## EXERCISE REQUIREMENTS
Output all records below verbatim.

## WORKING DATA
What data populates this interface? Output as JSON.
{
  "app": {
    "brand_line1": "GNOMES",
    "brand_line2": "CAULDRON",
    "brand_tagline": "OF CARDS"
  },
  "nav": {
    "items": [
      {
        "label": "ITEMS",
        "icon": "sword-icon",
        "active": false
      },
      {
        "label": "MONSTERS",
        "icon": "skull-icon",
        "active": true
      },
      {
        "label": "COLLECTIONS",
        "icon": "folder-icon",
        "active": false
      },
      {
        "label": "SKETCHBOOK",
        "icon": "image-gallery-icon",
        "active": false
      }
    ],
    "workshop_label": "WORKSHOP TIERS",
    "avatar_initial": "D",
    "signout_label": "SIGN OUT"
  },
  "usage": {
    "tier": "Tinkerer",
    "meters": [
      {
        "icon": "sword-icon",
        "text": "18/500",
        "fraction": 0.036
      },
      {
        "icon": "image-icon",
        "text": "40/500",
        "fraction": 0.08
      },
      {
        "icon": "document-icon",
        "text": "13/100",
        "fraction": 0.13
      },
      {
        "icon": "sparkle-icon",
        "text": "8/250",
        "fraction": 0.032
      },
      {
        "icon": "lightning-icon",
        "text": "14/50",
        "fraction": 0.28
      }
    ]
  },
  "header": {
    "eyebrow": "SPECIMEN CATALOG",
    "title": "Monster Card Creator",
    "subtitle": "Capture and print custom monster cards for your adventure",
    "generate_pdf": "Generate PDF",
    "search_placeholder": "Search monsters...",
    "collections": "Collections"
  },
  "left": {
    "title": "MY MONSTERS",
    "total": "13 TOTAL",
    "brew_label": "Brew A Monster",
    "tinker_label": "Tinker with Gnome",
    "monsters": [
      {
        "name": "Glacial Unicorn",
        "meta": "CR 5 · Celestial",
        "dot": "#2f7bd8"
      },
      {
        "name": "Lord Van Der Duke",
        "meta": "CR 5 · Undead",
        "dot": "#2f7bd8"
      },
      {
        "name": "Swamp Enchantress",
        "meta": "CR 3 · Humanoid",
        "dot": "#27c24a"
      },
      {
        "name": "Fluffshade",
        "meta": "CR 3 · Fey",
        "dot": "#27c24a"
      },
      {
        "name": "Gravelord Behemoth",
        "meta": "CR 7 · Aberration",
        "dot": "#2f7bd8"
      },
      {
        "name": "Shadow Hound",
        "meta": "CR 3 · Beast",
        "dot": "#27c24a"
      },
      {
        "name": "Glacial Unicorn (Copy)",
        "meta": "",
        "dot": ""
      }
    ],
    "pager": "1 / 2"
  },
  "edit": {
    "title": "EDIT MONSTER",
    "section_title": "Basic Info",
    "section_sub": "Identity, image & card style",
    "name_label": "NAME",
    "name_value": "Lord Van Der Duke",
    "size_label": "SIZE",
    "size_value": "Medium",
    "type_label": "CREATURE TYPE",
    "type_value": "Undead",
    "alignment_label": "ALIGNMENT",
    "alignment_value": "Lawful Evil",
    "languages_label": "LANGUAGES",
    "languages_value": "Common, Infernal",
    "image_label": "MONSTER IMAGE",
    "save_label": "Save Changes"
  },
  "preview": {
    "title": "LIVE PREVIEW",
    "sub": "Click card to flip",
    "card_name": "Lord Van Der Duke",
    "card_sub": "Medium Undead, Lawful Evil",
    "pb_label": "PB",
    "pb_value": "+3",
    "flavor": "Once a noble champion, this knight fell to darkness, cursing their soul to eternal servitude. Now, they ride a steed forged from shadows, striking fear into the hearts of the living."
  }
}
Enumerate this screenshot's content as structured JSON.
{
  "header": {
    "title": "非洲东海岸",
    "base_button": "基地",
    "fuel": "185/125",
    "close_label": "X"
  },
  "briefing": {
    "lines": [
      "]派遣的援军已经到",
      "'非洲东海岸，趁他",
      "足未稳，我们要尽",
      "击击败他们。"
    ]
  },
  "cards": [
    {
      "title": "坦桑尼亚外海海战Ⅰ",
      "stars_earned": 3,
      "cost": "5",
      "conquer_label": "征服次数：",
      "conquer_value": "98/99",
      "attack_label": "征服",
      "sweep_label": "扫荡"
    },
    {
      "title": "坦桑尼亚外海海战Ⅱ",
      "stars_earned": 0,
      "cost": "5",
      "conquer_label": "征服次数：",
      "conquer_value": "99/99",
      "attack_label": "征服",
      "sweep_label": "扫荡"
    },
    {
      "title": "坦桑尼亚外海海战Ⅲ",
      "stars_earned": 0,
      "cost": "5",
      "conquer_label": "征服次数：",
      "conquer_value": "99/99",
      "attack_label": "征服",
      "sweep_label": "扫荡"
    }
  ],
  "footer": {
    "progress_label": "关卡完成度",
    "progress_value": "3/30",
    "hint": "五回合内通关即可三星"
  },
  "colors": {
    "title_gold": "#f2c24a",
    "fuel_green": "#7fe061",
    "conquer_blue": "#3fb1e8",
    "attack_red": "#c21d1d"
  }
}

## FINAL ANSWER
What data populates this interface? Output as JSON.
{
  "app": {
    "brand_line1": "GNOMES",
    "brand_line2": "CAULDRON",
    "brand_tagline": "OF CARDS"
  },
  "nav": {
    "items": [
      {
        "label": "ITEMS",
        "icon": "sword-icon",
        "active": false
      },
      {
        "label": "MONSTERS",
        "icon": "skull-icon",
        "active": true
      },
      {
        "label": "COLLECTIONS",
        "icon": "folder-icon",
        "active": false
      },
      {
        "label": "SKETCHBOOK",
        "icon": "image-gallery-icon",
        "active": false
      }
    ],
    "workshop_label": "WORKSHOP TIERS",
    "avatar_initial": "D",
    "signout_label": "SIGN OUT"
  },
  "usage": {
    "tier": "Tinkerer",
    "meters": [
      {
        "icon": "sword-icon",
        "text": "18/500",
        "fraction": 0.036
      },
      {
        "icon": "image-icon",
        "text": "40/500",
        "fraction": 0.08
      },
      {
        "icon": "document-icon",
        "text": "13/100",
        "fraction": 0.13
      },
      {
        "icon": "sparkle-icon",
        "text": "8/250",
        "fraction": 0.032
      },
      {
        "icon": "lightning-icon",
        "text": "14/50",
        "fraction": 0.28
      }
    ]
  },
  "header": {
    "eyebrow": "SPECIMEN CATALOG",
    "title": "Monster Card Creator",
    "subtitle": "Capture and print custom monster cards for your adventure",
    "generate_pdf": "Generate PDF",
    "search_placeholder": "Search monsters...",
    "collections": "Collections"
  },
  "left": {
    "title": "MY MONSTERS",
    "total": "13 TOTAL",
    "brew_label": "Brew A Monster",
    "tinker_label": "Tinker with Gnome",
    "monsters": [
      {
        "name": "Glacial Unicorn",
        "meta": "CR 5 · Celestial",
        "dot": "#2f7bd8"
      },
      {
        "name": "Lord Van Der Duke",
        "meta": "CR 5 · Undead",
        "dot": "#2f7bd8"
      },
      {
        "name": "Swamp Enchantress",
        "meta": "CR 3 · Humanoid",
        "dot": "#27c24a"
      },
      {
        "name": "Fluffshade",
        "meta": "CR 3 · Fey",
        "dot": "#27c24a"
      },
      {
        "name": "Gravelord Behemoth",
        "meta": "CR 7 · Aberration",
        "dot": "#2f7bd8"
      },
      {
        "name": "Shadow Hound",
        "meta": "CR 3 · Beast",
        "dot": "#27c24a"
      },
      {
        "name": "Glacial Unicorn (Copy)",
        "meta": "",
        "dot": ""
      }
    ],
    "pager": "1 / 2"
  },
  "edit": {
    "title": "EDIT MONSTER",
    "section_title": "Basic Info",
    "section_sub": "Identity, image & card style",
    "name_label": "NAME",
    "name_value": "Lord Van Der Duke",
    "size_label": "SIZE",
    "size_value": "Medium",
    "type_label": "CREATURE TYPE",
    "type_value": "Undead",
    "alignment_label": "ALIGNMENT",
    "alignment_value": "Lawful Evil",
    "languages_label": "LANGUAGES",
    "languages_value": "Common, Infernal",
    "image_label": "MONSTER IMAGE",
    "save_label": "Save Changes"
  },
  "preview": {
    "title": "LIVE PREVIEW",
    "sub": "Click card to flip",
    "card_name": "Lord Van Der Duke",
    "card_sub": "Medium Undead, Lawful Evil",
    "pb_label": "PB",
    "pb_value": "+3",
    "flavor": "Once a noble champion, this knight fell to darkness, cursing their soul to eternal servitude. Now, they ride a steed forged from shadows, striking fear into the hearts of the living."
  }
}
Enumerate this screenshot's content as structured JSON.
{
  "header": {
    "title": "非洲东海岸",
    "base_button": "基地",
    "fuel": "185/125",
    "close_label": "X"
  },
  "briefing": {
    "lines": [
      "]派遣的援军已经到",
      "'非洲东海岸，趁他",
      "足未稳，我们要尽",
      "击击败他们。"
    ]
  },
  "cards": [
    {
      "title": "坦桑尼亚外海海战Ⅰ",
      "stars_earned": 3,
      "cost": "5",
      "conquer_label": "征服次数：",
      "conquer_value": "98/99",
      "attack_label": "征服",
      "sweep_label": "扫荡"
    },
    {
      "title": "坦桑尼亚外海海战Ⅱ",
      "stars_earned": 0,
      "cost": "5",
      "conquer_label": "征服次数：",
      "conquer_value": "99/99",
      "attack_label": "征服",
      "sweep_label": "扫荡"
    },
    {
      "title": "坦桑尼亚外海海战Ⅲ",
      "stars_earned": 0,
      "cost": "5",
      "conquer_label": "征服次数：",
      "conquer_value": "99/99",
      "attack_label": "征服",
      "sweep_label": "扫荡"
    }
  ],
  "footer": {
    "progress_label": "关卡完成度",
    "progress_value": "3/30",
    "hint": "五回合内通关即可三星"
  },
  "colors": {
    "title_gold": "#f2c24a",
    "fuel_green": "#7fe061",
    "conquer_blue": "#3fb1e8",
    "attack_red": "#c21d1d"
  }
}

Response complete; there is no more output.